In Reason We Trust - Very interesting documentary

Not sure if anyone has posted this here before but in case anyone missed it its worth a bit of time to watch this.
http://www.youtube.com/watch?v=E6Bm8MLYoeg

hmmm, yes it is interesting.
I just came across a good article that touches on a cousin issue - and that certainly seems worth sharing under this thread:

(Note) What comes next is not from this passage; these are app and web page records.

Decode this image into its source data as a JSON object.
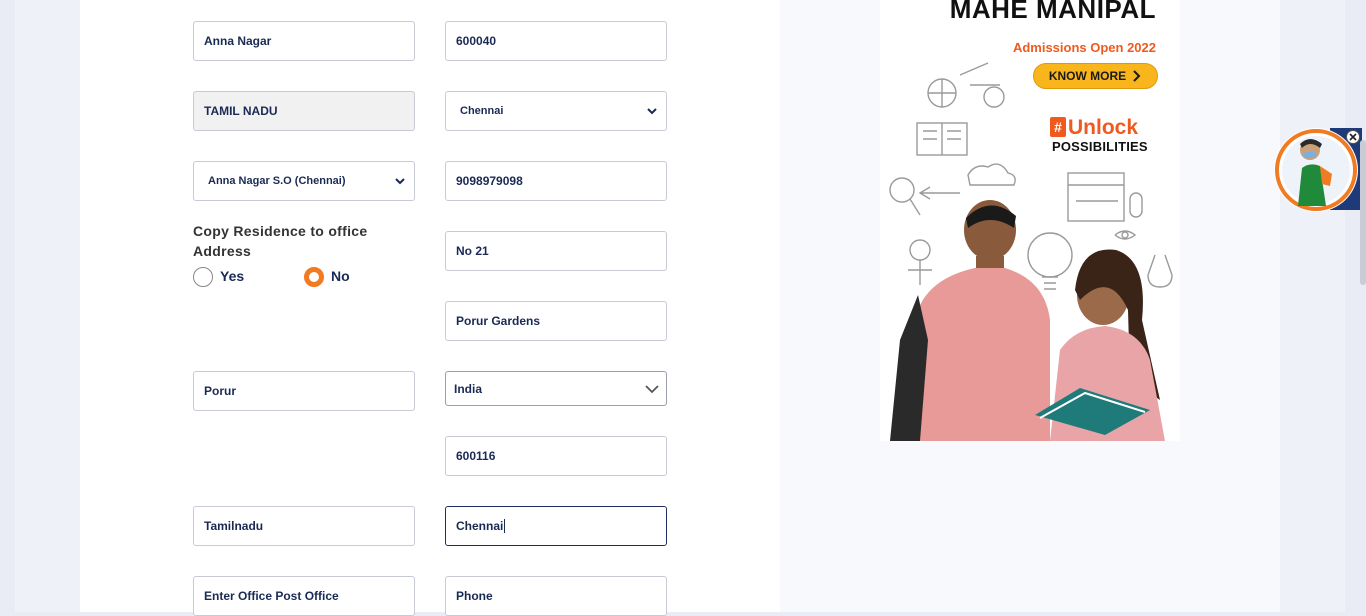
{
  "residence": {
    "area": "Anna Nagar",
    "pincode": "600040",
    "state": "TAMIL NADU",
    "district": "Chennai",
    "post_office": "Anna Nagar S.O (Chennai)",
    "mobile": "9098979098"
  },
  "copy_address": {
    "label": "Copy Residence to office Address",
    "options": [
      {
        "label": "Yes",
        "selected": false
      },
      {
        "label": "No",
        "selected": true
      }
    ]
  },
  "office": {
    "address_line1": "No 21",
    "address_line2": "Porur Gardens",
    "area": "Porur",
    "country": "India",
    "pincode": "600116",
    "state": "Tamilnadu",
    "city": "Chennai",
    "post_office_placeholder": "Enter Office Post Office",
    "phone_placeholder": "Phone"
  },
  "ad": {
    "title": "MAHE MANIPAL",
    "admissions": "Admissions Open 2022",
    "cta": "KNOW MORE",
    "unlock_hash": "#",
    "unlock": "Unlock",
    "possibilities": "POSSIBILITIES"
  },
  "colors": {
    "accent": "#f07b22",
    "text": "#1a2a55",
    "ad_orange": "#f05a1e",
    "ad_button": "#f8b51c"
  },
  "icons": [
    "chevron-down-icon",
    "close-icon",
    "radio-icon",
    "chevron-right-icon"
  ]
}
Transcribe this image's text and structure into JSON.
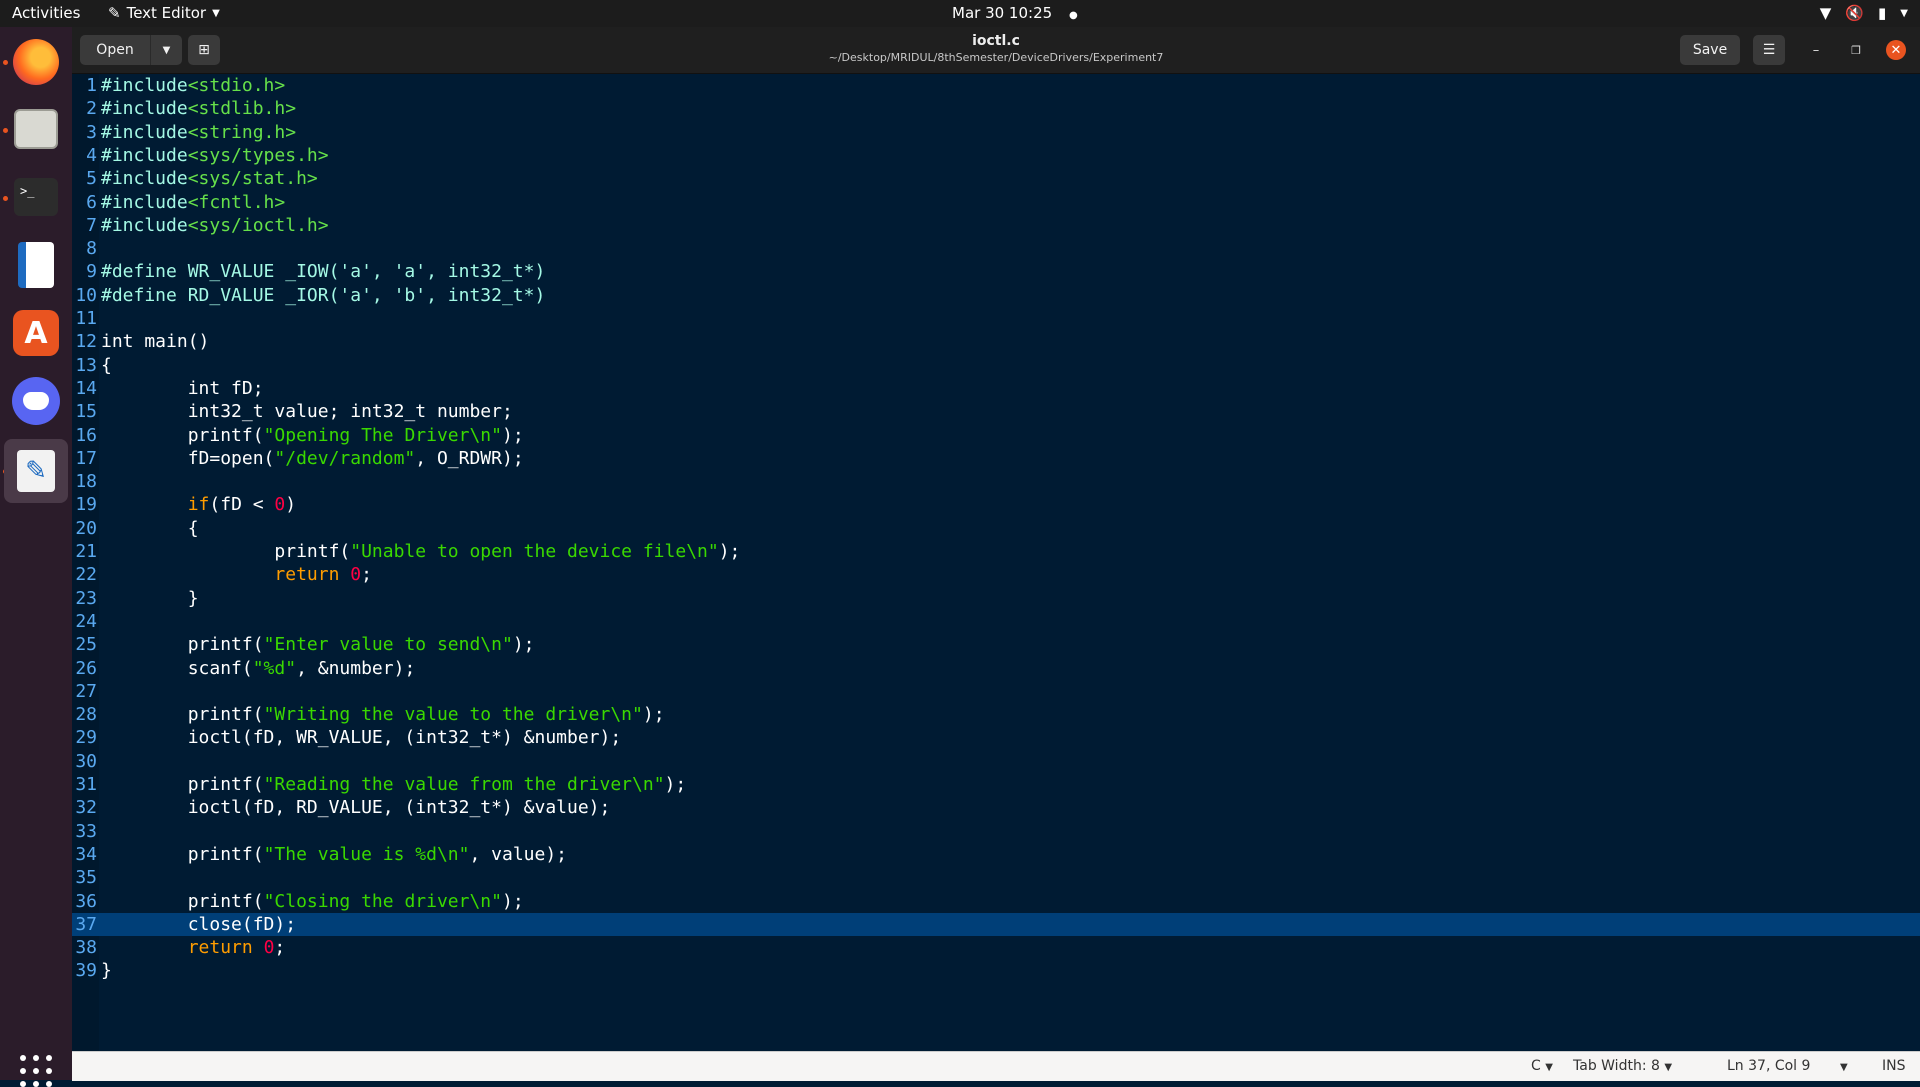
{
  "topbar": {
    "activities": "Activities",
    "app_name": "Text Editor",
    "clock": "Mar 30  10:25",
    "tray_icons": [
      "wifi-icon",
      "volume-muted-icon",
      "battery-icon",
      "system-menu-caret-icon"
    ]
  },
  "dock": {
    "apps": [
      "firefox",
      "files",
      "terminal",
      "libreoffice-writer",
      "ubuntu-software",
      "discord",
      "text-editor"
    ],
    "accent": "#e95420"
  },
  "header": {
    "open_label": "Open",
    "title": "ioctl.c",
    "subtitle": "~/Desktop/MRIDUL/8thSemester/DeviceDrivers/Experiment7",
    "save_label": "Save"
  },
  "editor": {
    "current_line": 37,
    "lines": [
      "#include<stdio.h>",
      "#include<stdlib.h>",
      "#include<string.h>",
      "#include<sys/types.h>",
      "#include<sys/stat.h>",
      "#include<fcntl.h>",
      "#include<sys/ioctl.h>",
      "",
      "#define WR_VALUE _IOW('a', 'a', int32_t*)",
      "#define RD_VALUE _IOR('a', 'b', int32_t*)",
      "",
      "int main()",
      "{",
      "\tint fD;",
      "\tint32_t value; int32_t number;",
      "\tprintf(\"Opening The Driver\\n\");",
      "\tfD=open(\"/dev/random\", O_RDWR);",
      "",
      "\tif(fD < 0)",
      "\t{",
      "\t\tprintf(\"Unable to open the device file\\n\");",
      "\t\treturn 0;",
      "\t}",
      "",
      "\tprintf(\"Enter value to send\\n\");",
      "\tscanf(\"%d\", &number);",
      "",
      "\tprintf(\"Writing the value to the driver\\n\");",
      "\tioctl(fD, WR_VALUE, (int32_t*) &number);",
      "",
      "\tprintf(\"Reading the value from the driver\\n\");",
      "\tioctl(fD, RD_VALUE, (int32_t*) &value);",
      "",
      "\tprintf(\"The value is %d\\n\", value);",
      "",
      "\tprintf(\"Closing the driver\\n\");",
      "\tclose(fD);",
      "\treturn 0;",
      "}"
    ]
  },
  "statusbar": {
    "language": "C",
    "tab_width": "Tab Width: 8",
    "cursor_position": "Ln 37, Col 9",
    "mode": "INS"
  }
}
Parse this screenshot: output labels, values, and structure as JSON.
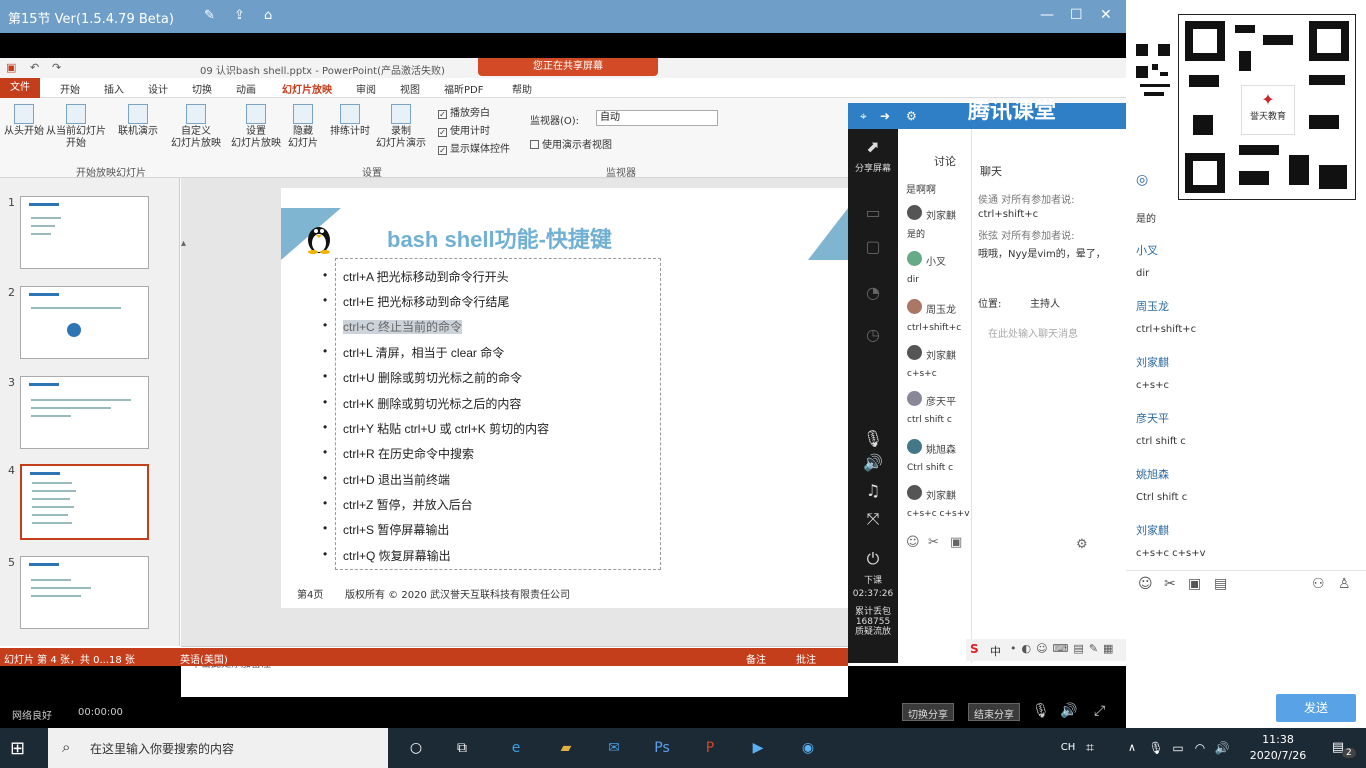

The Death Of Expertise http://thefederalist.com/2014/01/17/the-death-of-expertise/
hmmm, yes it is interesting. I just came across a good article that touches on a cousin issue - and that certainly seems worth sharing under this thread:
The Death Of Expertise http://thefederalist.com/2014/01/17/the-death-of-expertise/
CC: Just read the article, interesting, true in the large sense. I am adding it to the folder I have just started folder on "communication science." Note: I have been rereading Crossan"s "The Birth of Christianity" and his chapters on the differences between oral societies and literate societies has piqued my interest in the "communication revolution" we are going through now with the internet. One thing that I have observed, not just in this article, is that many teachers/professors seem to have reservations about Google and also Wikipedia in that it might threaten their livelihood. They can no longer just teach dry facts and expect their students to be happy with merely memorizing and repeating back these facts. (Admittedly I have a prejudice here as that was my major problem when I went to school, and one of the main reasons I didn't continue my education after my BA. :shut: ) I do agree that we need listen to the experts in many different fields, its called division of labor, but these experts also must also realize that they have to sell their knowledge not just try to pontificate with it.